[Opening Excerpted records section]
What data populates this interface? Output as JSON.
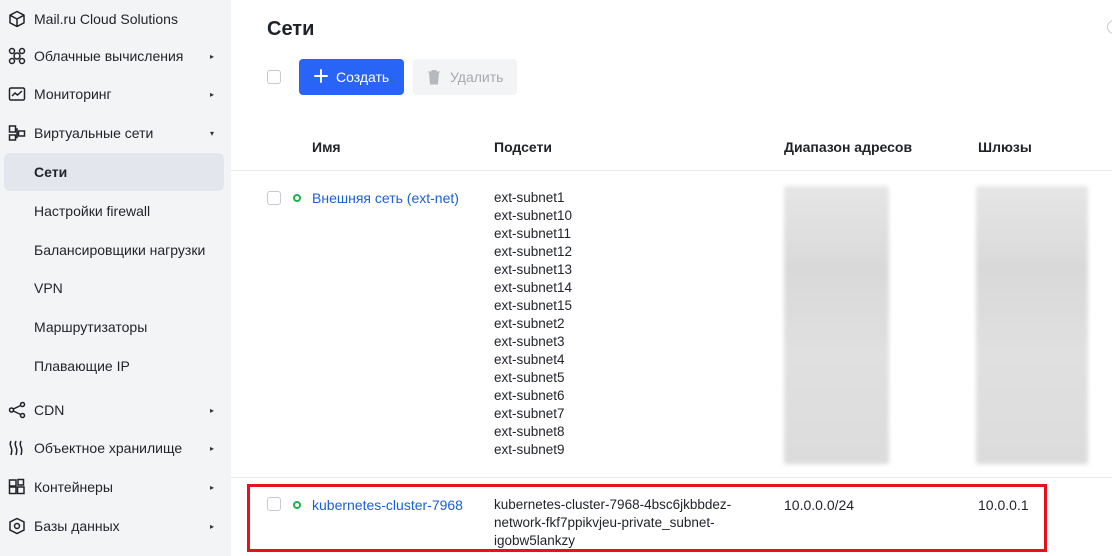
{
  "sidebar": {
    "brand": "Mail.ru Cloud Solutions",
    "items": [
      {
        "label": "Облачные вычисления",
        "icon": "cloud-compute-icon",
        "arrow": "▸"
      },
      {
        "label": "Мониторинг",
        "icon": "monitoring-icon",
        "arrow": "▸"
      },
      {
        "label": "Виртуальные сети",
        "icon": "virtual-network-icon",
        "arrow": "▾"
      },
      {
        "label": "CDN",
        "icon": "cdn-icon",
        "arrow": "▸"
      },
      {
        "label": "Объектное хранилище",
        "icon": "object-storage-icon",
        "arrow": "▸"
      },
      {
        "label": "Контейнеры",
        "icon": "containers-icon",
        "arrow": "▸"
      },
      {
        "label": "Базы данных",
        "icon": "databases-icon",
        "arrow": "▸"
      }
    ],
    "subitems": [
      {
        "label": "Сети",
        "active": true
      },
      {
        "label": "Настройки firewall"
      },
      {
        "label": "Балансировщики нагрузки"
      },
      {
        "label": "VPN"
      },
      {
        "label": "Маршрутизаторы"
      },
      {
        "label": "Плавающие IP"
      }
    ]
  },
  "page": {
    "title": "Сети",
    "create_label": "Создать",
    "delete_label": "Удалить"
  },
  "table": {
    "headers": [
      "Имя",
      "Подсети",
      "Диапазон адресов",
      "Шлюзы"
    ],
    "rows": [
      {
        "name": "Внешняя сеть (ext-net)",
        "subnets": [
          "ext-subnet1",
          "ext-subnet10",
          "ext-subnet11",
          "ext-subnet12",
          "ext-subnet13",
          "ext-subnet14",
          "ext-subnet15",
          "ext-subnet2",
          "ext-subnet3",
          "ext-subnet4",
          "ext-subnet5",
          "ext-subnet6",
          "ext-subnet7",
          "ext-subnet8",
          "ext-subnet9"
        ],
        "address_range": "",
        "gateways": ""
      },
      {
        "name": "kubernetes-cluster-7968",
        "subnets_lines": [
          "kubernetes-cluster-7968-4bsc6jkbbdez-",
          "network-fkf7ppikvjeu-private_subnet-",
          "igobw5lankzy"
        ],
        "address_range": "10.0.0.0/24",
        "gateways": "10.0.0.1"
      }
    ]
  },
  "colors": {
    "accent": "#2864f5",
    "link": "#1a5fd6",
    "status_ok": "#20b24b",
    "highlight": "#e8101a"
  }
}
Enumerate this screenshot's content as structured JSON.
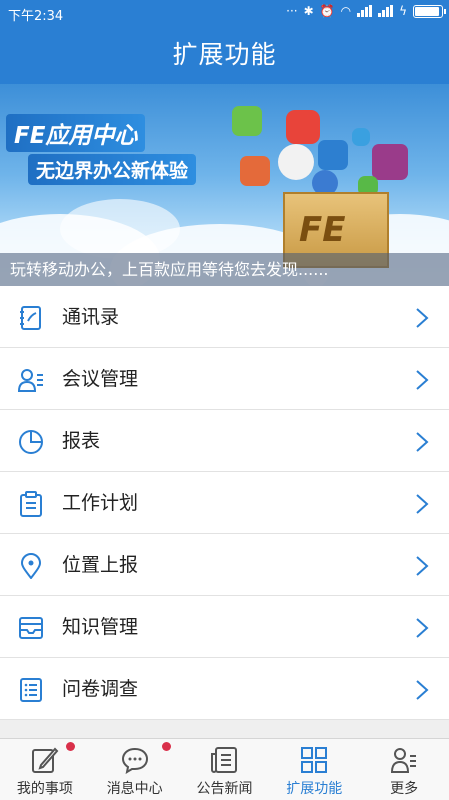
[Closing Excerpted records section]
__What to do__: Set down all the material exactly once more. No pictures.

__Response__:
What data populates this interface? Output as JSON.
{
  "sidebar": {
    "brand": "Mail.ru Cloud Solutions",
    "items": [
      {
        "label": "Облачные вычисления",
        "icon": "cloud-compute-icon",
        "arrow": "▸"
      },
      {
        "label": "Мониторинг",
        "icon": "monitoring-icon",
        "arrow": "▸"
      },
      {
        "label": "Виртуальные сети",
        "icon": "virtual-network-icon",
        "arrow": "▾"
      },
      {
        "label": "CDN",
        "icon": "cdn-icon",
        "arrow": "▸"
      },
      {
        "label": "Объектное хранилище",
        "icon": "object-storage-icon",
        "arrow": "▸"
      },
      {
        "label": "Контейнеры",
        "icon": "containers-icon",
        "arrow": "▸"
      },
      {
        "label": "Базы данных",
        "icon": "databases-icon",
        "arrow": "▸"
      }
    ],
    "subitems": [
      {
        "label": "Сети",
        "active": true
      },
      {
        "label": "Настройки firewall"
      },
      {
        "label": "Балансировщики нагрузки"
      },
      {
        "label": "VPN"
      },
      {
        "label": "Маршрутизаторы"
      },
      {
        "label": "Плавающие IP"
      }
    ]
  },
  "page": {
    "title": "Сети",
    "create_label": "Создать",
    "delete_label": "Удалить"
  },
  "table": {
    "headers": [
      "Имя",
      "Подсети",
      "Диапазон адресов",
      "Шлюзы"
    ],
    "rows": [
      {
        "name": "Внешняя сеть (ext-net)",
        "subnets": [
          "ext-subnet1",
          "ext-subnet10",
          "ext-subnet11",
          "ext-subnet12",
          "ext-subnet13",
          "ext-subnet14",
          "ext-subnet15",
          "ext-subnet2",
          "ext-subnet3",
          "ext-subnet4",
          "ext-subnet5",
          "ext-subnet6",
          "ext-subnet7",
          "ext-subnet8",
          "ext-subnet9"
        ],
        "address_range": "",
        "gateways": ""
      },
      {
        "name": "kubernetes-cluster-7968",
        "subnets_lines": [
          "kubernetes-cluster-7968-4bsc6jkbbdez-",
          "network-fkf7ppikvjeu-private_subnet-",
          "igobw5lankzy"
        ],
        "address_range": "10.0.0.0/24",
        "gateways": "10.0.0.1"
      }
    ]
  },
  "colors": {
    "accent": "#2864f5",
    "link": "#1a5fd6",
    "status_ok": "#20b24b",
    "highlight": "#e8101a"
  }
}
Enumerate this screenshot's content as structured JSON.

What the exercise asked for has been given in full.